Information about the Canada-European Union (EU) Comprehensive Economic and Trade Agreement (CETA) is sparse, but we do know that talks are continuing in secret and that it is expected that an agreement will be reached likely by the end of 2012.
In an effort to convince Canadians that the deal will be good for them, various politicians fanned out across Canada in late-April to meet with workers, business and community leaders and stakeholders across the country to highlight the wide range of benefits that the agreement will bring to people, no matter where they live.
High on the list of touted benefits of the agreement are the jobs it will provide and the money that will flow into Canadian coffers.
We must keep in mind that the promises made by the federal government about what CETA will bring by way of benefits are pure conjecture.
The Honourable Ed Fast, Minister of International Trade and Minister for the Asia-Pacific Gateway told a meeting of the Economic Club of Canada on April 27 that “A trade agreement with Europe is by far the most ambitious trade initiative in our nation’s history, with the potential to be broader in scope and deeper in ambition than the historic North American Free Trade Agreement.

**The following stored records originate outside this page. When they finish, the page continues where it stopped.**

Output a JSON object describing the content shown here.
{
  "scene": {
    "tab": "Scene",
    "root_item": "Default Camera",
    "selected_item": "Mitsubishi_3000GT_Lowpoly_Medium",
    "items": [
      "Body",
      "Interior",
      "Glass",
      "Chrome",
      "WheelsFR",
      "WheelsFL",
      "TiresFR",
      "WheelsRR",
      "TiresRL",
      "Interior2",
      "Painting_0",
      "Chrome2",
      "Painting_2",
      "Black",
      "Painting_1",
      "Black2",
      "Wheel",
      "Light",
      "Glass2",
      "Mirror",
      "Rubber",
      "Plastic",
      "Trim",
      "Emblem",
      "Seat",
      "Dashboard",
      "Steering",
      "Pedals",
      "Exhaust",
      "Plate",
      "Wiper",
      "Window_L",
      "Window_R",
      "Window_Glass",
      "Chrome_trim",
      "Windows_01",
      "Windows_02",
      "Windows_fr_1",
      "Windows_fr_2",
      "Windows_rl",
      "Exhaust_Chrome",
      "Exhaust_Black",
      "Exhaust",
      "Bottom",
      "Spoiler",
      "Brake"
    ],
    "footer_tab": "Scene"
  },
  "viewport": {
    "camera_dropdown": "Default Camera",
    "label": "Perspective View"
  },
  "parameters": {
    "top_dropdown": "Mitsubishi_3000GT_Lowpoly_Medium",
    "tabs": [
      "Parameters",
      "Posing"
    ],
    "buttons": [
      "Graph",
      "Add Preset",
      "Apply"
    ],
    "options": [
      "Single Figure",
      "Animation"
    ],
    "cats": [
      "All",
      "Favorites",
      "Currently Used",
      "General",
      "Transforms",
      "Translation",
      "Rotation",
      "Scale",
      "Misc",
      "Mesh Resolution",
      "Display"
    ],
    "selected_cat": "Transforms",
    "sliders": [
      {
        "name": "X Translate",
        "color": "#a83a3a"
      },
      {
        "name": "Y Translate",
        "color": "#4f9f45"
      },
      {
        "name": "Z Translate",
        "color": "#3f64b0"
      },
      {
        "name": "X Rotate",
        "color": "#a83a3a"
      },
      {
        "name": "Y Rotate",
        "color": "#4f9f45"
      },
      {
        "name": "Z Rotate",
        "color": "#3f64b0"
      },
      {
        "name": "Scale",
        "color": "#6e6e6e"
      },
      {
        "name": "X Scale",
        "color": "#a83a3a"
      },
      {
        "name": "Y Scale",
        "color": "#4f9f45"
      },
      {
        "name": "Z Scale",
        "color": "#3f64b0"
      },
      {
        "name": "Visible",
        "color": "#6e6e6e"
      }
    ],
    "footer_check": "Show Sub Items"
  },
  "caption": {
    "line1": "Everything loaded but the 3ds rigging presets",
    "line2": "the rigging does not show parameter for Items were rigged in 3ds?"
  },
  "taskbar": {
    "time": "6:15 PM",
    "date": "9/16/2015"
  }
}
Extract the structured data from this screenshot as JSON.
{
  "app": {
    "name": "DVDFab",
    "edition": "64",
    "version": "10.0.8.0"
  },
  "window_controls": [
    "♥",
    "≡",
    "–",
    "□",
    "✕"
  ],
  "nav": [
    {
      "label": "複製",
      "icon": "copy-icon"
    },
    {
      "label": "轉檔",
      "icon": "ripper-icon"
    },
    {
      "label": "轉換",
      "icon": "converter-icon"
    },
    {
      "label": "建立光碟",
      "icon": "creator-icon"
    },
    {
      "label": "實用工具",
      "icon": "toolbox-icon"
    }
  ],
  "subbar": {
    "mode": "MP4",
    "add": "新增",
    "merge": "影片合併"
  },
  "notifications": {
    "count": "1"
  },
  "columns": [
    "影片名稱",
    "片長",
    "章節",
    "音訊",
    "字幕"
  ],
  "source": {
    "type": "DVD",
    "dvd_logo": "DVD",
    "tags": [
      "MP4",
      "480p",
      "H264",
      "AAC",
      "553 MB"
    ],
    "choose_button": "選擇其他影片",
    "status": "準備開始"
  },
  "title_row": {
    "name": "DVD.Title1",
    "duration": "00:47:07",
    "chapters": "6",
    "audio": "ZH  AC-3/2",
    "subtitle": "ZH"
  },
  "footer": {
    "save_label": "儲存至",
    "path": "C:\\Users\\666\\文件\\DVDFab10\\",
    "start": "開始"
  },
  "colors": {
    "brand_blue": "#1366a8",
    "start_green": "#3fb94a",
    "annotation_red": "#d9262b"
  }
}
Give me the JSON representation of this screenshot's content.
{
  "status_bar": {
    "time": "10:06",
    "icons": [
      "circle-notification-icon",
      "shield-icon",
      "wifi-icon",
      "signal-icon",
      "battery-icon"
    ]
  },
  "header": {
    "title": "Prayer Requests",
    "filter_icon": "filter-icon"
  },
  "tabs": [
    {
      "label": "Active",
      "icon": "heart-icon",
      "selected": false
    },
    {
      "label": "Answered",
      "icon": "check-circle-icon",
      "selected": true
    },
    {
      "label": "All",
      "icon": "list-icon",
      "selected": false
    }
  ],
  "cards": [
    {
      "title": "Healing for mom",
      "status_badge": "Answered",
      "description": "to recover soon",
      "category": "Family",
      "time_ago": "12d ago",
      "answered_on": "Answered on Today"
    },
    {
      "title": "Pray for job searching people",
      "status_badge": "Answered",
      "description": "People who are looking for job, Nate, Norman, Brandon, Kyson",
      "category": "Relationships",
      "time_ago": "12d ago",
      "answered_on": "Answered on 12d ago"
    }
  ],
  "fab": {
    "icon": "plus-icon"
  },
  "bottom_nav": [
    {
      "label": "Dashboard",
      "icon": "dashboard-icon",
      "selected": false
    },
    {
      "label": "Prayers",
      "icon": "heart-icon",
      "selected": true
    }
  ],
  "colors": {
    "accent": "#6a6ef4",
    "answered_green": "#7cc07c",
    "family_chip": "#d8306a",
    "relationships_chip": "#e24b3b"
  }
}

Whether you are a fisherman, farmer, manufacturer or high-tech worker, the benefits of an ambitious agreement to you, your family and your community will be real and significant.”
What more could we want as Canadians but the jobs and the security CETA might bring? Different benefits for Canadians are being highlighted, depending on where they live.
The sale of manufacture goods will provide jobs in Newfoundland; fish products preparation will provide the jobs in Nova Scotia and New Brunswick, Manitobans will benefit from the export of grain and pulse. Fish, seafood and renewable energy will bring jobs to British Columbia. The fossil fuel industry will provide the jobs in Alberta.
It is said that CETA will be beneficial to “hard working Canadians and Europeans alike.” However, the devil is in the details and the government is keeping those details secret.
Numbers are being provided but can we trust them when their validity has been questioned by a joint Canada-EU economic assessment group?
A study determined that Canada’s trade deficit would grow by at least $8 billion with the signing of CETA and jobs would actually disappear if there were a deficit. According to one study, the loss of jobs would be in the order of between 23,000 and 150,000.
Municipal councils across the country are nervous about CETA and its impact on their operations and they have notified the federal government that they want to be excluded from the agreement because of the procurement and policy restrictions that would undermine their local autonomy and spending powers.
Grand Forks recently passed a bylaw to that effect.
Canadians don’t like CETA and the EU doesn’t appear happy with it either. It’s now projected that a final draft will be signed some time this fall so we can be sure that Stephen Harper’s negotiators have been given instructions to get a deal signed.
The EU is home to the world’s biggest private companies that are involved in managing drinking water, transit and other municipal services such as sewage disposal. These companies would like to be operating in Canada and CETA opens the door to them. If they get a foothold in Canada it will be next to impossible to get rid of them.
CETA should be about trade, but it is also about foreign control and that is why municipal governments must pay close attention.
– Roy Ronaghan is a columnist for the Grand Forks Gazette